This article was originally published on Nov. 24, 2021.
As we finish up our Thanksgiving plates, stores across the U.S. are gearing up for the biggest shopping day of the year! Black Friday, occurring the day after Thanksgiving, has become a popular tradition for many eager to get an early start on their holiday shopping lists. Though the unofficial holiday is a time for huge sales, long lines at the crack of dawn and family fun, the rowdy event has a not-so-glamorous past.
The term "Black Friday" was first used to refer to the financial crisis that occurred on September 24, 1869. Two Wall Street investors, Jay Gould and Jim Fisk, were the cause of a huge market crash that resulted from the pair attempting to hike up the price of gold. The stock market suffered a 20 percent loss and foreign trade came to a halt, causing bankruptcy across the country. Over time, the term shifted and became associated with the Friday after Thanksgiving when retailers went into the black and earned a huge profit because holiday shoppers frantically bought discounted items. Though the story behind Black Friday's name has evolved over the years, the irresistible nature of a good deal sticks even today.
A Sale Too Good to Resist
What is it about large crowds, never-ending lines and overwhelming sales on Black Friday that makes holiday shoppers fight the crowds and return the very next year for more? To no one's surprise, the excitement of scoring a bargain has a lot to do with it. According to consumer research, there is tremendous emotional satisfaction when securing an item at a much lower price than its standard value. This satisfaction is also accompanied by a feeling of achievement known as "smart shopper feelings." The study explains that getting a good deal on an item allows the consumer to feel like a smart shopper and feeds into an innate sense of pride and accomplishment.
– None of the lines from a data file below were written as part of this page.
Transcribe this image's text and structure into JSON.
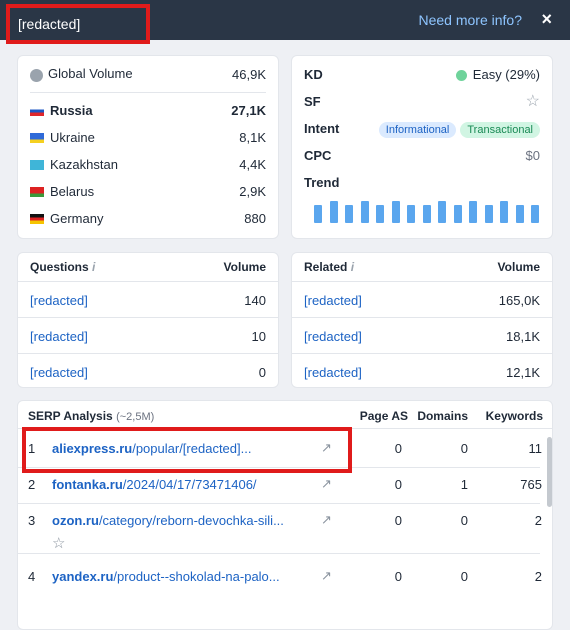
{
  "header": {
    "keyword": "[redacted]",
    "more_info": "Need more info?",
    "close": "×"
  },
  "volume": {
    "global_label": "Global Volume",
    "global_value": "46,9K",
    "countries": [
      {
        "name": "Russia",
        "value": "27,1K",
        "bold": true
      },
      {
        "name": "Ukraine",
        "value": "8,1K"
      },
      {
        "name": "Kazakhstan",
        "value": "4,4K"
      },
      {
        "name": "Belarus",
        "value": "2,9K"
      },
      {
        "name": "Germany",
        "value": "880"
      }
    ]
  },
  "metrics": {
    "kd_label": "KD",
    "kd_value": "Easy (29%)",
    "kd_color": "#6fd39b",
    "sf_label": "SF",
    "intent_label": "Intent",
    "intent_tags": [
      "Informational",
      "Transactional"
    ],
    "cpc_label": "CPC",
    "cpc_value": "$0",
    "trend_label": "Trend",
    "trend": [
      0.8,
      1,
      0.8,
      1,
      0.8,
      1,
      0.8,
      0.8,
      1,
      0.8,
      1,
      0.8,
      1,
      0.8,
      0.8
    ]
  },
  "questions": {
    "header": "Questions",
    "volume_header": "Volume",
    "items": [
      {
        "text": "[redacted]",
        "volume": "140"
      },
      {
        "text": "[redacted]",
        "volume": "10"
      },
      {
        "text": "[redacted]",
        "volume": "0"
      }
    ]
  },
  "related": {
    "header": "Related",
    "volume_header": "Volume",
    "items": [
      {
        "text": "[redacted]",
        "volume": "165,0K"
      },
      {
        "text": "[redacted]",
        "volume": "18,1K"
      },
      {
        "text": "[redacted]",
        "volume": "12,1K"
      }
    ]
  },
  "serp": {
    "header": "SERP Analysis",
    "count": "(~2,5M)",
    "columns": [
      "Page AS",
      "Domains",
      "Keywords"
    ],
    "rows": [
      {
        "rank": "1",
        "domain": "aliexpress.ru",
        "path": "/popular/[redacted]...",
        "page_as": "0",
        "domains": "0",
        "keywords": "11"
      },
      {
        "rank": "2",
        "domain": "fontanka.ru",
        "path": "/2024/04/17/73471406/",
        "page_as": "0",
        "domains": "1",
        "keywords": "765"
      },
      {
        "rank": "3",
        "domain": "ozon.ru",
        "path": "/category/reborn-devochka-sili...",
        "page_as": "0",
        "domains": "0",
        "keywords": "2"
      },
      {
        "rank": "4",
        "domain": "yandex.ru",
        "path": "/product--shokolad-na-palo...",
        "page_as": "0",
        "domains": "0",
        "keywords": "2"
      }
    ]
  }
}
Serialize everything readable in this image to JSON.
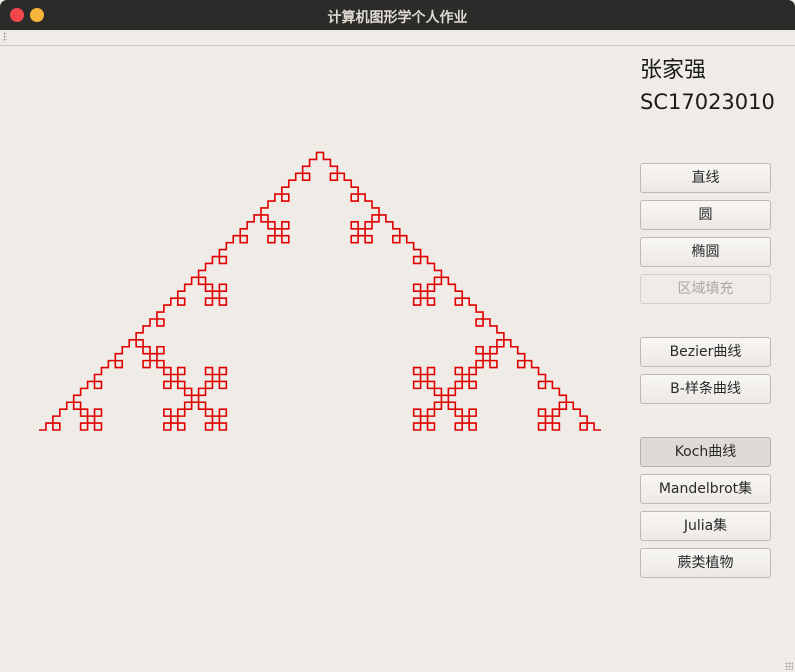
{
  "window": {
    "title": "计算机图形学个人作业"
  },
  "author": {
    "name": "张家强",
    "student_id": "SC17023010"
  },
  "buttons": [
    {
      "label": "直线",
      "state": "normal"
    },
    {
      "label": "圆",
      "state": "normal"
    },
    {
      "label": "椭圆",
      "state": "normal"
    },
    {
      "label": "区域填充",
      "state": "disabled"
    },
    {
      "label": "Bezier曲线",
      "state": "normal"
    },
    {
      "label": "B-样条曲线",
      "state": "normal"
    },
    {
      "label": "Koch曲线",
      "state": "active"
    },
    {
      "label": "Mandelbrot集",
      "state": "normal"
    },
    {
      "label": "Julia集",
      "state": "normal"
    },
    {
      "label": "蕨类植物",
      "state": "normal"
    }
  ],
  "drawing": {
    "type": "koch-curve",
    "color": "#e00000",
    "iterations": 4
  }
}
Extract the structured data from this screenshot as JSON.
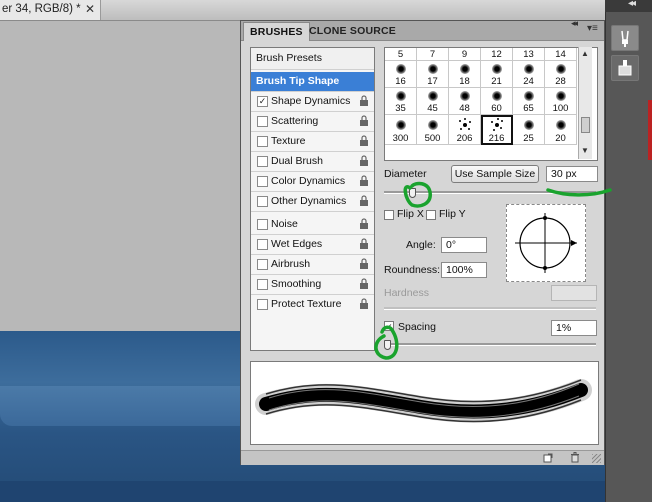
{
  "document": {
    "tab_title": "er 34, RGB/8) *",
    "close_glyph": "✕"
  },
  "dock": {
    "collapse_glyph": "◂◂",
    "tool_icon_1": "brush-presets-icon",
    "tool_icon_2": "clone-source-icon"
  },
  "panel": {
    "tabs": [
      "BRUSHES",
      "CLONE SOURCE"
    ],
    "collapse_glyph": "◂◂",
    "menu_glyph": "▾≡",
    "sections": [
      {
        "label": "Brush Presets",
        "checked": null,
        "lock": false
      },
      {
        "label": "Brush Tip Shape",
        "checked": null,
        "lock": false,
        "selected": true
      },
      {
        "label": "Shape Dynamics",
        "checked": true,
        "lock": true
      },
      {
        "label": "Scattering",
        "checked": false,
        "lock": true
      },
      {
        "label": "Texture",
        "checked": false,
        "lock": true
      },
      {
        "label": "Dual Brush",
        "checked": false,
        "lock": true
      },
      {
        "label": "Color Dynamics",
        "checked": false,
        "lock": true
      },
      {
        "label": "Other Dynamics",
        "checked": false,
        "lock": true
      },
      {
        "label": "Noise",
        "checked": false,
        "lock": true
      },
      {
        "label": "Wet Edges",
        "checked": false,
        "lock": true
      },
      {
        "label": "Airbrush",
        "checked": false,
        "lock": true
      },
      {
        "label": "Smoothing",
        "checked": false,
        "lock": true
      },
      {
        "label": "Protect Texture",
        "checked": false,
        "lock": true
      }
    ],
    "preset_grid": {
      "top_row": [
        "5",
        "7",
        "9",
        "12",
        "13",
        "14"
      ],
      "row2": [
        "16",
        "17",
        "18",
        "21",
        "24",
        "28"
      ],
      "row3": [
        "35",
        "45",
        "48",
        "60",
        "65",
        "100"
      ],
      "row4": [
        "300",
        "500",
        "206",
        "216",
        "25",
        "20"
      ],
      "selected": "216"
    },
    "diameter": {
      "label": "Diameter",
      "use_sample_label": "Use Sample Size",
      "value": "30 px",
      "slider_fraction": 0.12
    },
    "flip_x": {
      "label": "Flip X",
      "checked": false
    },
    "flip_y": {
      "label": "Flip Y",
      "checked": false
    },
    "angle": {
      "label": "Angle:",
      "value": "0°"
    },
    "roundness": {
      "label": "Roundness:",
      "value": "100%"
    },
    "hardness": {
      "label": "Hardness",
      "value": ""
    },
    "spacing": {
      "label": "Spacing",
      "checked": true,
      "value": "1%",
      "slider_fraction": 0.0
    },
    "check_glyph": "✓",
    "footer_icons": [
      "new-preset-icon",
      "trash-icon"
    ]
  },
  "colors": {
    "selected_row": "#3a7fd6",
    "annotation_green": "#1aa32e",
    "canvas_blue": "#2c5a8b"
  }
}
No wonder we are ready to fight at midnight for a spot in line if it means getting a new iPhone for half the price!
However, deals aren't the only motivating factor during Black Friday. Do you know that feeling like you've missed out on a huge event that everyone is talking about? Turns out Black Friday FOMO is all too real. FOMO, or the Fear Of Missing Out, refers to a psychological phenomenon where individuals fret that they are not being included and are out of the loop out on an exciting social event. Black Friday creates the perfect opportunity to capitalize on feelings of FOMO by marketing "exclusive" and "limited-time offers" that lure people into venturing out for the night.
Whether you're a thrill-seeker looking to knock items off of your Christmas list or are simply escaping your family to bury yourself amongst the masses, take note that this year's Black Friday may look different. The pandemic has changed the way we shop over the course of the past year. In 2020, online shopping on Black Friday surged nearly 22 percent with around $9 billion spent on the web. Black Friday is back, but online shopping is still expected to take the lead. Regardless, there remain thousands who are eager to grab the limited sales. The National Retail Federation anticipated nearly 2 million more people in 2021 to shop between Thanksgiving Day through Cyber Monday.
If you can't resist a sale this Black Friday, be safe and happy shopping!